You are here
Mon., Nov. 20, 2017 11:30 AM to 12:30 PM CST
Mon., Nov. 20, 2017 1:30 PM to 2:30 PM CST
Mon., Nov. 20, 2017 2:30 PM to 3:00 PM CST
Running the Numbers: Cowboys’ 2013 Takeaway Prediction
Let’s get out our crystal balls. Looking into the future, let’s pretend we’re given access to one number for the Cowboys in 2013 – just one individual stat that we can use to deduce the team’s fate. Which one would you choose?
The two most important ones for me would be adjusted net yards per attempt, an advanced stat I discussed here, and takeaways. The former stat remains fairly steady from year to year; we pretty much know that Tony Romo is going to pass the ball efficiently.
But there’s a whole lot more variance in takeaway totals. They fluctuate so much from season to season, which in many ways, makes them even more important. Whereas Romo can basically control the fate of the offense, the defense’s value, which is controlled heavily by takeaways, is more or less up in the air at this point.

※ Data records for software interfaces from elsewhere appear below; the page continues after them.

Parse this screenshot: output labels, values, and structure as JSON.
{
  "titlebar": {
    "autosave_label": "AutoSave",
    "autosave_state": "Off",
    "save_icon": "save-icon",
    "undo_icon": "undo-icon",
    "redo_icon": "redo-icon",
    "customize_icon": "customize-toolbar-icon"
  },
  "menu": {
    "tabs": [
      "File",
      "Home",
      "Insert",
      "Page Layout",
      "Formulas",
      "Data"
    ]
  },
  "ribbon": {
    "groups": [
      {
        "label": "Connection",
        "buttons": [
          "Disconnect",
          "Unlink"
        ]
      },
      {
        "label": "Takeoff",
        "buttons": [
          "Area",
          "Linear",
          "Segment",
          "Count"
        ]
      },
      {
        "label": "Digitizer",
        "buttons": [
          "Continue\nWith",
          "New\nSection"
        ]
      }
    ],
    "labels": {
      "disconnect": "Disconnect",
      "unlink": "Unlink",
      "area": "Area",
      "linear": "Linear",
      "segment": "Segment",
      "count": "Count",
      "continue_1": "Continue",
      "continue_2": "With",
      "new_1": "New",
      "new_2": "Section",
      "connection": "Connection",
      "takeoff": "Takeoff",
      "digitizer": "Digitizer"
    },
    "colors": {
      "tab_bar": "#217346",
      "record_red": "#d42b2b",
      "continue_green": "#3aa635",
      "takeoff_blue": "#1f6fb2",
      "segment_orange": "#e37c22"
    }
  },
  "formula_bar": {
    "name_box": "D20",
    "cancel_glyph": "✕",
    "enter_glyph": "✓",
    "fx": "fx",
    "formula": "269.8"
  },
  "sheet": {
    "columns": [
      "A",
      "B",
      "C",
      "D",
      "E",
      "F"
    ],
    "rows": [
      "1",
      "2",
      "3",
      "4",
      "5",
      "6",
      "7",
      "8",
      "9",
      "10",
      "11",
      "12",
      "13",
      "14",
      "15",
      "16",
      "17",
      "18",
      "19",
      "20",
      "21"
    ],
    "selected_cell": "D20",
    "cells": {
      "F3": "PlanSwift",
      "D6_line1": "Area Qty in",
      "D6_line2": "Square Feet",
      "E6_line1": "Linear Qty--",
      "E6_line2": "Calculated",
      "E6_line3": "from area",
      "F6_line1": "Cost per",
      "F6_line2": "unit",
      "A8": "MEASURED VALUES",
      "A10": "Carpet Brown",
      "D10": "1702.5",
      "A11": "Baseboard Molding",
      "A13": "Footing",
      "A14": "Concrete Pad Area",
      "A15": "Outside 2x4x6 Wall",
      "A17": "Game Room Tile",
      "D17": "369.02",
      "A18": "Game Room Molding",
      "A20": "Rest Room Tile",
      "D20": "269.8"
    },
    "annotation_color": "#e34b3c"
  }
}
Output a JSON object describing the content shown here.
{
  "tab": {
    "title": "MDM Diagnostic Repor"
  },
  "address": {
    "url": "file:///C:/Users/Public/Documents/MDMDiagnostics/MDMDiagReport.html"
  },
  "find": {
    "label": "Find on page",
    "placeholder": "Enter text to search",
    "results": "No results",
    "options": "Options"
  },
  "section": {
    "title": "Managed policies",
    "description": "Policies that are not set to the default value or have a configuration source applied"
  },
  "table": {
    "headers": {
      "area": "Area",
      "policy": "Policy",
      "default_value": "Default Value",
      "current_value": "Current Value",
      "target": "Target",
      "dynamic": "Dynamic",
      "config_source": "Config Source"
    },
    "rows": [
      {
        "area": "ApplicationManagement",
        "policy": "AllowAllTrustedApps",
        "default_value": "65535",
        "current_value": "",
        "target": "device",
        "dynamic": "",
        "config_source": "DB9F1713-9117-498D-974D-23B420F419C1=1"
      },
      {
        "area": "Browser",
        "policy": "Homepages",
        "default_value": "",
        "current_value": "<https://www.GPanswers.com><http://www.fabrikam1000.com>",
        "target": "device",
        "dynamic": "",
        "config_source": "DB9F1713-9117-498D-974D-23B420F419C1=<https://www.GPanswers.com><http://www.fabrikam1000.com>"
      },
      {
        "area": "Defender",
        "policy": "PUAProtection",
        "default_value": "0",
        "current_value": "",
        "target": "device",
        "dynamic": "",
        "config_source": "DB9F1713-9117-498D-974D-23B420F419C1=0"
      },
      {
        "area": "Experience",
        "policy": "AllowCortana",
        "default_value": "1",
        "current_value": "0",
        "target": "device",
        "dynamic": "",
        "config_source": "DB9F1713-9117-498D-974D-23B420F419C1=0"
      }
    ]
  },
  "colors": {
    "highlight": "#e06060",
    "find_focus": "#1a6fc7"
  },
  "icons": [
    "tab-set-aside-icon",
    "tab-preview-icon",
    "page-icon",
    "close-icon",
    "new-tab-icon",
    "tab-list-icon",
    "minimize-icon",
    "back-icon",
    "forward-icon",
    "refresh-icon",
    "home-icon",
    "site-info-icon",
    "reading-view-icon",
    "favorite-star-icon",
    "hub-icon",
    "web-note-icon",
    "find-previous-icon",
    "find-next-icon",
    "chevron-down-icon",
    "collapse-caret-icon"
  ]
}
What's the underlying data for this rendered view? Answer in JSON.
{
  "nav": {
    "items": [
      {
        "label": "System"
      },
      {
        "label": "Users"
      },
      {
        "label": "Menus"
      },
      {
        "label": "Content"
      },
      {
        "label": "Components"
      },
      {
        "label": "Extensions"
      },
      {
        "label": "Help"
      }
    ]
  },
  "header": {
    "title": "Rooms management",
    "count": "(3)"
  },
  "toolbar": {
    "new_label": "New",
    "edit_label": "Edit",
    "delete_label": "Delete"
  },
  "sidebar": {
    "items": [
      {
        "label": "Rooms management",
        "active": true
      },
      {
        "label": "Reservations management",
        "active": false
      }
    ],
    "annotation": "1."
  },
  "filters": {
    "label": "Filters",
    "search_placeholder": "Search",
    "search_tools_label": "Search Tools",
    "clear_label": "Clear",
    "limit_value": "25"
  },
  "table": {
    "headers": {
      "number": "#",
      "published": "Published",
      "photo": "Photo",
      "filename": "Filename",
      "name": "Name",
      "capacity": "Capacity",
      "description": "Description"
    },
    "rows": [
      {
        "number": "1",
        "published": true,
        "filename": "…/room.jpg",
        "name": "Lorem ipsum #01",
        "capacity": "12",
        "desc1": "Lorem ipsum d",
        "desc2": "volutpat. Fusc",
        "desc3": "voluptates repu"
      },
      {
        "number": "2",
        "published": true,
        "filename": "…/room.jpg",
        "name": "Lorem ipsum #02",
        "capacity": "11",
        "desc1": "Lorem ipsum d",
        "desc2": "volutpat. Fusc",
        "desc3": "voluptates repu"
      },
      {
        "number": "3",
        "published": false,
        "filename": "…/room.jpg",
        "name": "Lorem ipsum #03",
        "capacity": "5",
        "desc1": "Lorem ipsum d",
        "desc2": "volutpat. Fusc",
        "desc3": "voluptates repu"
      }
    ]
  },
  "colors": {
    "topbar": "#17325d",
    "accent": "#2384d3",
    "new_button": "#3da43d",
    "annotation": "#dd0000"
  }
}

Last year, the Cowboys were obviously on the wrong end of the spectrum. They forced only 16 turnovers all season. In comparison, 13 NFL teams had at least that many interceptions alone. If Dallas has any shot of winning the NFC East, the takeaways need to increase in a hurry. It’s simply the most important stat for the Cowboys in 2013.
And although heavily influenced by randomness, we can still predict the Cowboys’ takeaway total, for two reasons. First, there’s still some skill involved with forcing turnovers. I showed that in this article on why pressure is the most important factor in generating takeaways.
Second, just because something is random doesn’t mean it’s not predictable. Actually, random events can become very predictable because they regress toward the mean. If you get dealt pocket aces in poker, for example, you’re almost guaranteed a worse hand the next time around, even though it’s effectively random. When something happens at or near the extreme like that, the future becomes easy to predict.
Well, the Cowboys’ 2012 takeaway total was an outlier; even if they played really poorly, we’d expect more than 16 interceptions and fumble recoveries. That’s one of the reasons that Monte Kiffin is in such an amazing position; even if the Cowboys don’t improve at all, it will look like they did simply because they won’t be so unlucky with injuries and takeaways.
So we know Dallas will force more turnovers this year. But how many?
The ’Boys had seven picks in all of 2012, the fewest in the NFL. I think part of the reason for that is Rob Ryan didn’t put his cornerbacks in position to make plays on the football as frequently as he could have. Morris Claiborne and Brandon Carr are one of the better play-making cornerback duos in the NFL, and I think Monte Kiffin’s scheme will more successfully allow them to show that. Read
To predict the Cowboys’ interception total, let’s start up front with the pass-rush. Dallas ranked only 20th in sacks and 23rd in pressures in 2012. There’s good reason to think the pass-rush will improve this year with Kiffin in town, but what can we realistically expect from Dallas?
Odds are they’ll have right around a league average pressure rate, meaning we can use the NFL average for picks, 15, as our baseline. Given the Cowboys’ switch to more zone coverage, their emphasis on undersized pass defenders, and the quality of their cornerbacks, we can probably bump up that projection just a bit. We’ll call it 17. For the record, that would have ranked them 11th in the league last year.
Predicting Fumble Recoveries
Fumble recoveries are extremely random because, once a fumble occurs, it’s really difficult to predict who will end up with the football. But forced fumbles aren’t that random. There’s a reason we see certain teams and players – Chicago Bears cornerback Charles Tillman comes to mind – rank high in forced fumbles. There’s a skill to it.
Last year, the average team forced 16.4 fumbles and recovered 10.3 of them. That’s a 62.5 percent fumble recovery rate for defenses, meaning they’re slightly more likely than the offense to land on the ball. Considering the nature of Kiffin’s defense, we can probably project the Cowboys to increase their forced fumble total in 2013. We’ll say a small jump to 18. If that’s the case, the most probable result would be right around 11 fumble recoveries. Read
And just like that, we have our projection: 17 picks and 11 fumble recoveries for a total of 28 takeaways – nearly one more per game than we saw in 2012.
Let’s look back into our crystal balls. What number do you see when it comes to the team’s takeaways? If it’s anywhere near the 28-30 range, the Dallas Cowboys are a playoff team. Read